LMU Faculty, Alumni Speak at Global Interfaith Conference

MG 0924 - LMU Faculty, Alumni Speak at Global Interfaith Conference
Fancy Fechser (MA ’15, Yoga Studies) will screen her short film, “Caste a Wave,”
at The Parliament of the World’s Religions. (Photo Credit: Caste a Wave)

Loyola Marymount University faculty and alumni join Jane Goodall, Jim Wallis, Vandana Shiva and other prominent moral leaders as presenters at one of the world’s largest interfaith conferences, The Parliament of the World’s Religions.

The Parliament, held this October in Salt Lake City, fosters understanding among faith traditions, to achieve a just, peaceful, sustainable world. 10,000 attendees from around the world are expected to participate in the week’s events, which include high-profile lectures and dialogues on religious and moral topics ranging from income inequality to indigenous rights to climate change.

Loyola Marymount University’s contributions to these conversations center on faith and the environment.
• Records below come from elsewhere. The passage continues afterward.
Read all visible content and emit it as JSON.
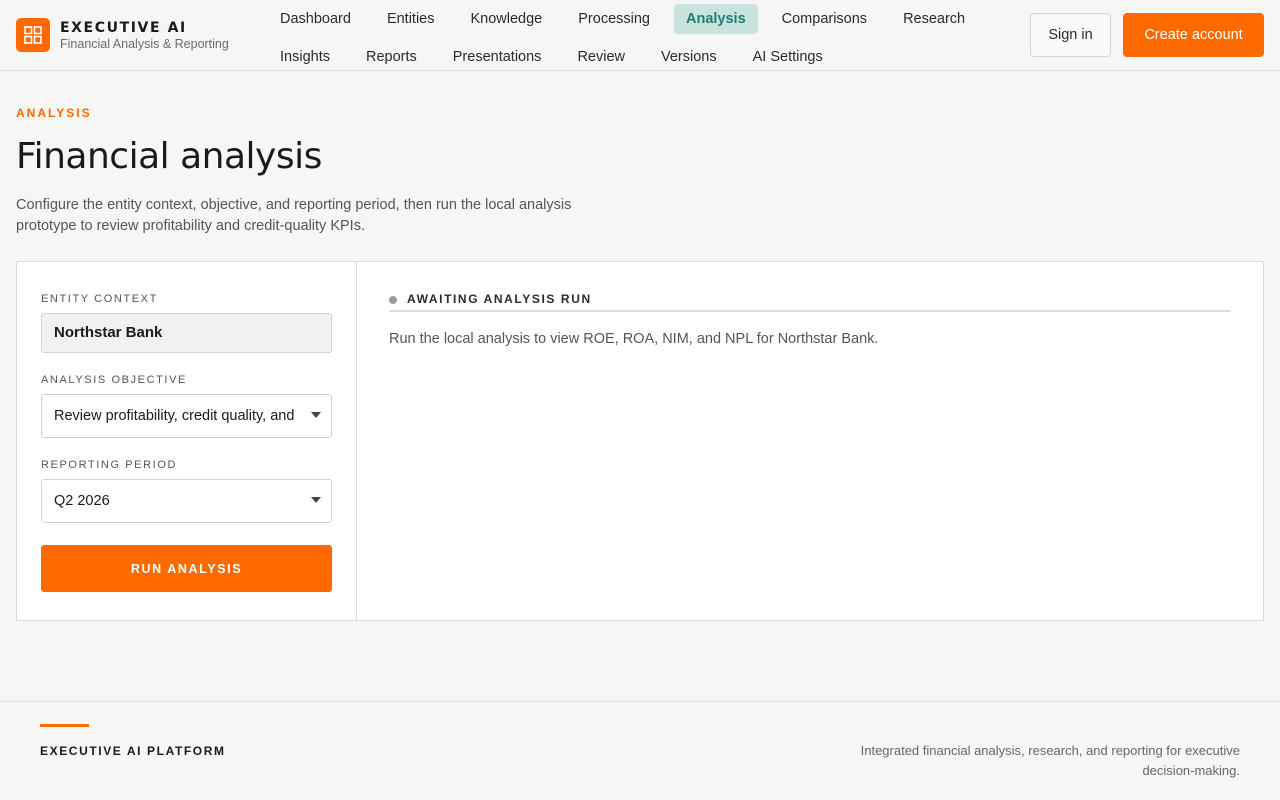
{
  "brand": {
    "name": "EXECUTIVE AI",
    "subtitle": "Financial Analysis & Reporting",
    "logo_icon": "grid-icon",
    "accent_color": "#ff6a00"
  },
  "nav": {
    "row1": [
      "Dashboard",
      "Entities",
      "Knowledge",
      "Processing",
      "Analysis",
      "Comparisons",
      "Research"
    ],
    "row2": [
      "Insights",
      "Reports",
      "Presentations",
      "Review",
      "Versions",
      "AI Settings"
    ],
    "active": "Analysis",
    "active_color": "#1b7f72"
  },
  "auth": {
    "sign_in": "Sign in",
    "create_account": "Create account"
  },
  "page": {
    "eyebrow": "ANALYSIS",
    "title": "Financial analysis",
    "description": "Configure the entity context, objective, and reporting period, then run the local analysis prototype to review profitability and credit-quality KPIs."
  },
  "form": {
    "entity_label": "ENTITY CONTEXT",
    "entity_value": "Northstar Bank",
    "objective_label": "ANALYSIS OBJECTIVE",
    "objective_value": "Review profitability, credit quality, and",
    "period_label": "REPORTING PERIOD",
    "period_value": "Q2 2026",
    "run_label": "RUN ANALYSIS"
  },
  "result": {
    "status": "AWAITING ANALYSIS RUN",
    "message": "Run the local analysis to view ROE, ROA, NIM, and NPL for Northstar Bank."
  },
  "footer": {
    "brand": "EXECUTIVE AI PLATFORM",
    "tagline": "Integrated financial analysis, research, and reporting for executive decision-making."
  }
}
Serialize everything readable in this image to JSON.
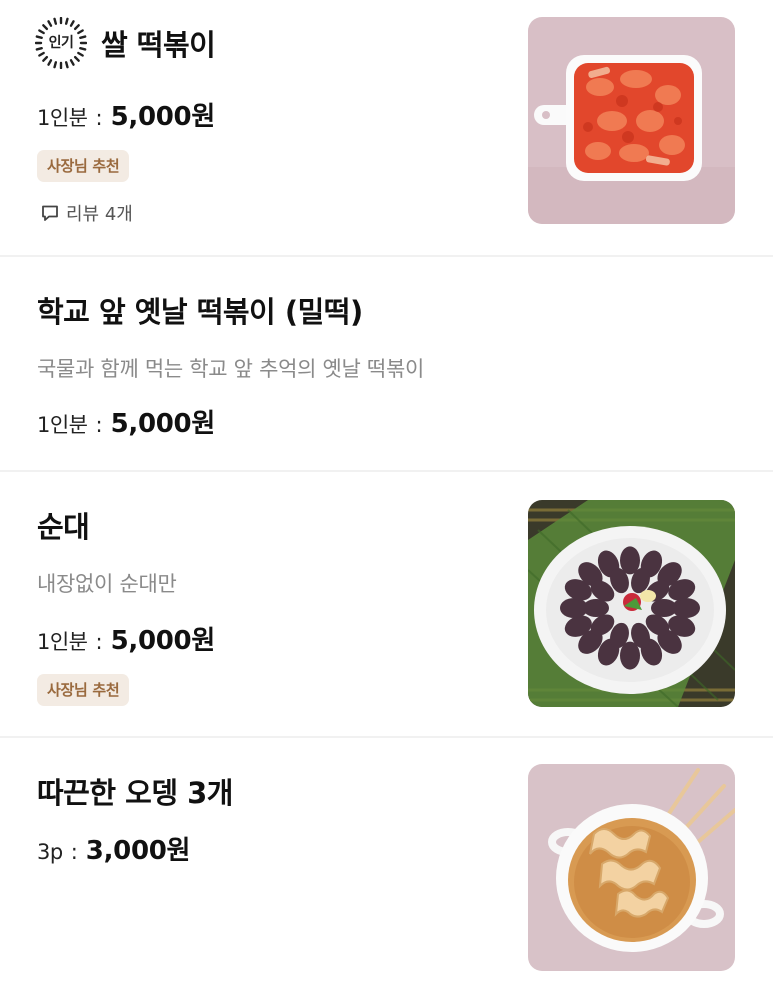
{
  "menu": {
    "items": [
      {
        "badge": "인기",
        "title": "쌀 떡볶이",
        "price_unit": "1인분",
        "price_sep": ":",
        "price": "5,000원",
        "tag": "사장님 추천",
        "review": "리뷰 4개",
        "image_icon": "tteokbokki-photo"
      },
      {
        "title": "학교 앞 옛날 떡볶이 (밀떡)",
        "description": "국물과 함께 먹는 학교 앞 추억의 옛날 떡볶이",
        "price_unit": "1인분",
        "price_sep": ":",
        "price": "5,000원"
      },
      {
        "title": "순대",
        "description": "내장없이 순대만",
        "price_unit": "1인분",
        "price_sep": ":",
        "price": "5,000원",
        "tag": "사장님 추천",
        "image_icon": "sundae-photo"
      },
      {
        "title": "따끈한 오뎅 3개",
        "price_unit": "3p",
        "price_sep": ":",
        "price": "3,000원",
        "image_icon": "odeng-photo"
      }
    ]
  },
  "colors": {
    "tag_bg": "#f3ebe3",
    "tag_text": "#9a6a3e",
    "desc_text": "#8a8a8a",
    "divider": "#f1f1f1"
  }
}
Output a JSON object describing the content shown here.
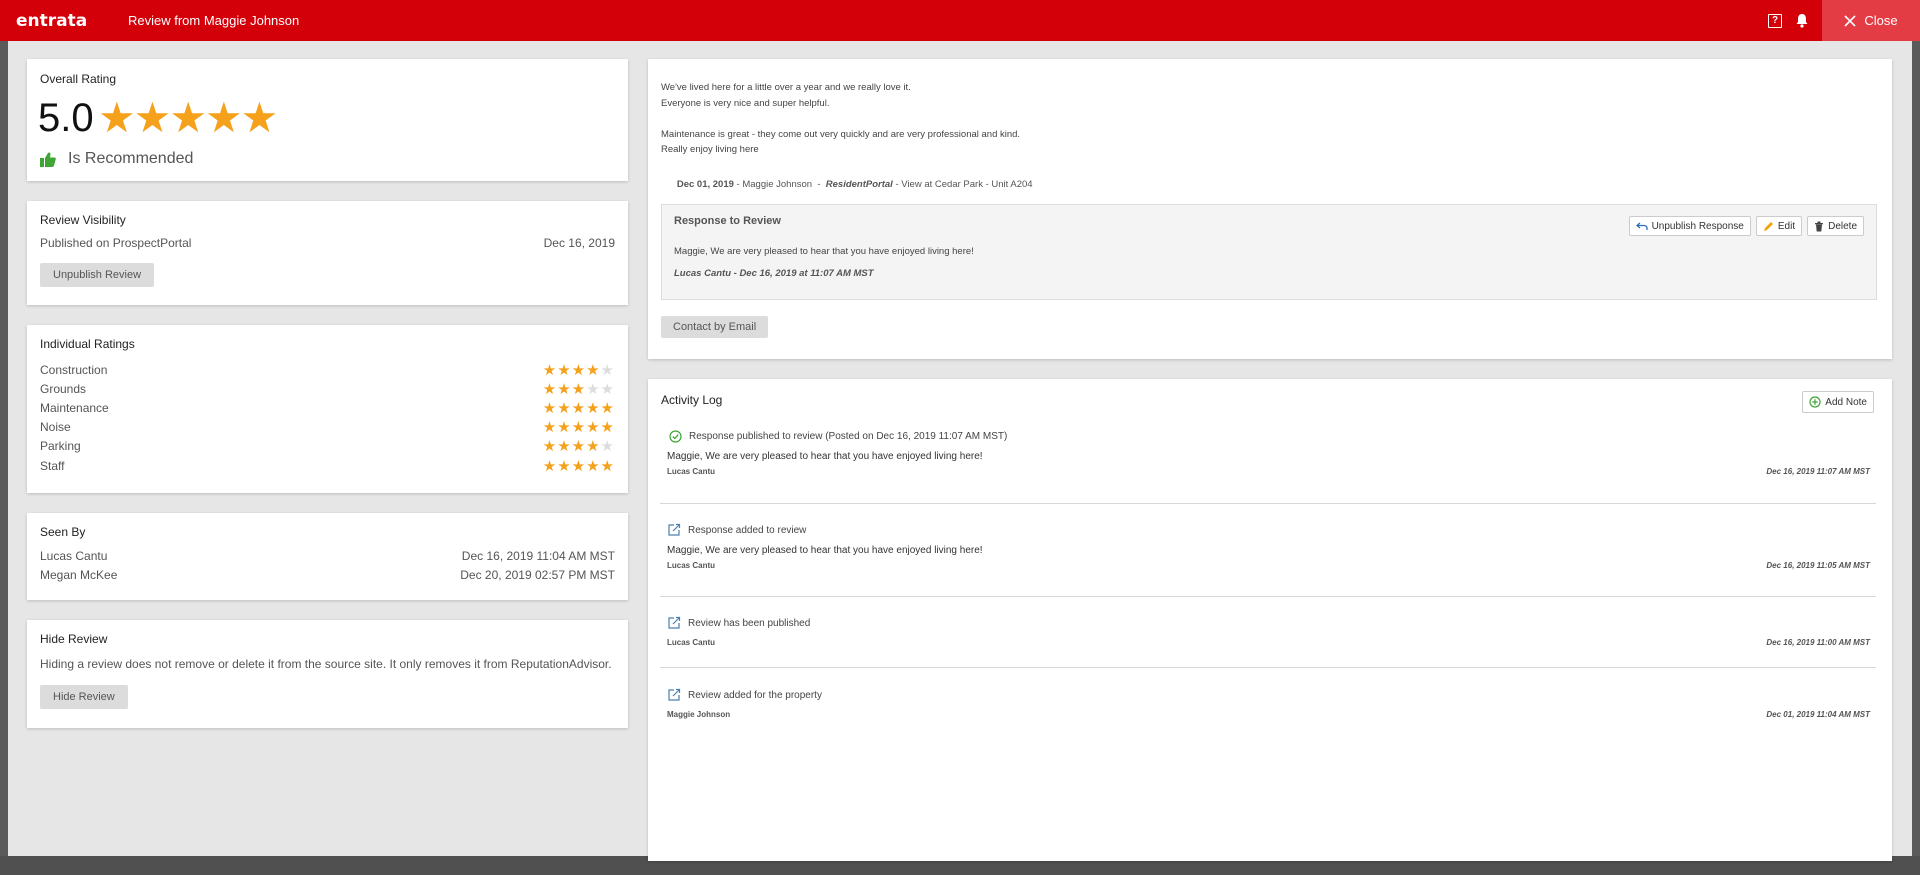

Two alumni of LMU graduate programs will offer a joint session on yoga and ecology: Christopher Miller (MA ‘13, Theological Studies) and Fancy Fechser (MA ’15, Yoga Studies), along with Swami Omkarananda, director of the Sivananda Yoga Vedanta Center in Los Angeles.

In their presentation, Miller, now a Ph.D. candidate at University of California, Davis, will explore the ways that a yoga worldview can positively impact one’s relationship to the natural world. He will also draw parallels between yoga philosophy’s ecological principles and Pope Francis’ recent encyclical on climate change.

Yoga Studies alumna Fancy Fechser will complement Miller’s talk with a screening of “Caste a Wave,” her short film about a mixed-caste surfing tribe whose practice incorporates surfing, yoga and beach clean-up. She produced the film as the final project of her master’s degree in Yoga Studies at LMU.

As students, Miller and Fechser both studied with Dr. Christopher Key Chapple, director of LMU’s Yoga Studies program; he will participate in four panels at the Parliament, including one titled “What Would Gandhi Do?: Moral Strategies for Peace, Sustainability and Justice.” Dr. Nirinjan Khalsa, professor of Theological Studies, will present as well, exploring themes of gender equality in Sikh devotional music.

“Loyola Marymount has the largest Theological Studies faculty west of the Mississippi,” Chapple says. “The Parliament of the World’s Religions is an incredible opportunity to share our scholarship on the world stage.”